Sprigg N, Flaherty K, Appleton JP, Salman RA-S, Bereczki D, Beridze M, et al. Tranexamic acid for hyperacute primary IntraCerebral Haemorrhage (TICH-2): an international randomised, placebo-controlled, phase 3 superiority trial. Lancet. 2018;391:2107–15.
Sauter TC, Amylidi A-L, Ricklin ME, Lehmann B, Exadaktylos AK. Direct new oral anticoagulants in the emergency department: experience in everyday clinical practice at a Swiss university hospital. Eur J Intern Med. 2016;29:e13–5.
Sauter TC, Blum S, Nagler M, Schlittler FL, Ricklin ME, Exadaktylos AK. Reversal of dabigatran using Idarucizumab in a septic patient with impaired kidney function in real-life practice. Case Rep Emerg Med. 2016;2016:1–3.
Chang S-H, Chou I-J, Yeh Y-H, Chiou M-J, Wen M-S, Kuo C-T, et al. Association between use of non-vitamin K Oral anticoagulants with and without concurrent medications and risk of major bleeding in Nonvalvular atrial fibrillation. JAMA. 2017;318:1250–9.
The authors want to thank the Gottfried and Julia Bangerter Rhyner Foundation for their funding of DOAC research at the Inselspital, University Hospital Bern as well as the Inselspital, University Hospital Bern, and for the ad personam grant «Young Talents in Clinical Research» for MM.
We also wish to express our thanks to Barbara Hunziker-Salvisberg, Nicole Stöckli and Michael Gygax for their help with acquisition of data.
This study was partially funded by an independent research grant of the Gottfried and Julia Bangerter Rhyner Foundation. The funding organisation had no role in the design and conduct of the study; collection, management, analysis, and interpretation of the data; preparation, review, or approval of the manuscript; and decision to submit the manuscript for publication.
Availability of data and materials

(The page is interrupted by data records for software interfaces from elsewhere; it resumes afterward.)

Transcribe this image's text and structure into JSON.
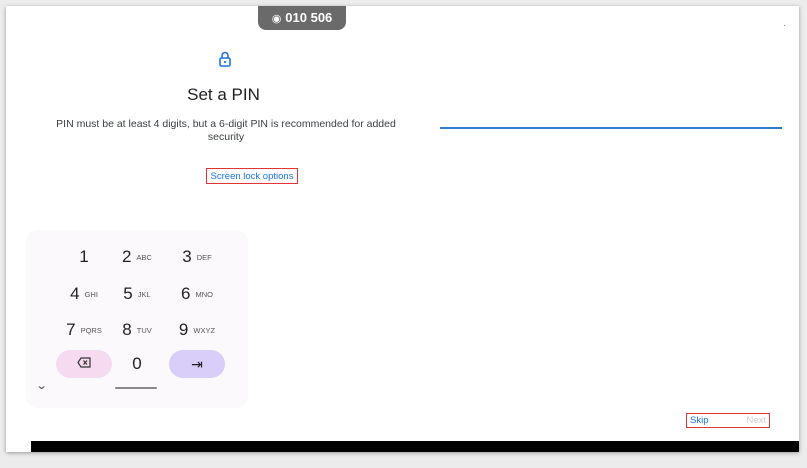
{
  "status": {
    "code": "010 506",
    "icon": "cast-icon"
  },
  "header": {
    "lock_icon": "lock-icon",
    "title": "Set a PIN"
  },
  "body": {
    "description": "PIN must be at least 4 digits, but a 6-digit PIN is recommended for added security",
    "pin_value": "",
    "screen_lock_options": "Screen lock options"
  },
  "keypad": {
    "keys": [
      {
        "num": "1",
        "letters": ""
      },
      {
        "num": "2",
        "letters": "ABC"
      },
      {
        "num": "3",
        "letters": "DEF"
      },
      {
        "num": "4",
        "letters": "GHI"
      },
      {
        "num": "5",
        "letters": "JKL"
      },
      {
        "num": "6",
        "letters": "MNO"
      },
      {
        "num": "7",
        "letters": "PQRS"
      },
      {
        "num": "8",
        "letters": "TUV"
      },
      {
        "num": "9",
        "letters": "WXYZ"
      }
    ],
    "zero": "0",
    "delete_icon": "backspace-icon",
    "next_icon": "tab-arrow-icon",
    "hide_icon": "chevron-down-icon"
  },
  "footer": {
    "skip": "Skip",
    "next": "Next"
  },
  "colors": {
    "accent": "#1a73e8",
    "pin_line": "#2e7bd4",
    "delete_key": "#f6dbf0",
    "next_key": "#d9cdfa",
    "annotation": "#e03535"
  }
}
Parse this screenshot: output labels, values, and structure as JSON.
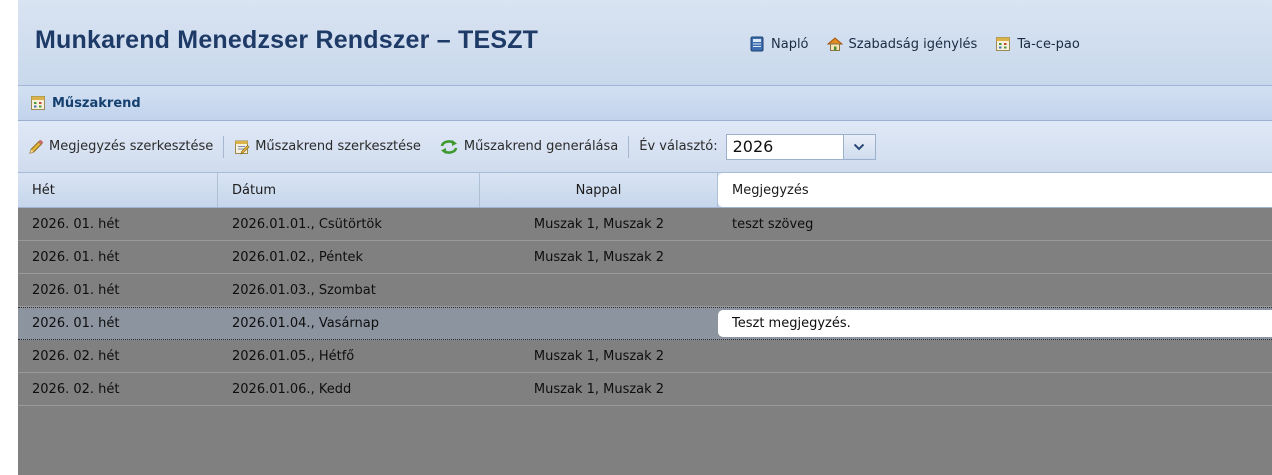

The dataset analysed during the current study is available from the corresponding author on reasonable request.
Ethics approval and consent to participate
The need for informed consent was waived by the ethics committee of Canton Bern, Switzerland, as the patient data were anonymous and part of routine patient care. The study is registered with the responsible ethics committee under the number 073/2015.
Consent for publication
TS has received research grants or lecture fees from Bayer, Boehringer Ingelheim, and Daiichi-Sankyo and Gottfried and Julia Bangerter Rhyner Foundation. MM has received research grants from the Gottfried and Julia Bangerter Rhyner Foundation. MN has received research grants or lecture fees from Bayer, CSL Behring, Roche diagnostics, and Instrumentation Laboratory. AKE is member of the advisory boards of all registered DOACs. JE reports no conflict of interest.
Springer Nature remains neutral with regard to jurisdictional claims in published maps and institutional affiliations.
Rights and permissions
Open Access This article is distributed under the terms of the Creative Commons Attribution 4.0 International License (http://creativecommons.org/licenses/by/4.0/), which permits unrestricted use, distribution, and reproduction in any medium, provided you give appropriate credit to the original author(s) and the source, provide a link to the Creative Commons license, and indicate if changes were made. The Creative Commons Public Domain Dedication waiver (http://creativecommons.org/publicdomain/zero/1.0/) applies to the data made available in this article, unless otherwise stated.
About this article
Cite this article
Müller, M., Eastline, J., Nagler, M. et al. Application of prothrombin complex concentrate for reversal of direct oral anticoagulants in clinical practice: indications, patient characteristics and clinical outcomes compared to reversal of vitamin K antagonists. Scand J Trauma Resusc Emerg Med 27, 48 (2019). https://doi.org/10.1186/s13049-019-0625-3
- Direct oral anticoagulants
- Vitamin K antagonist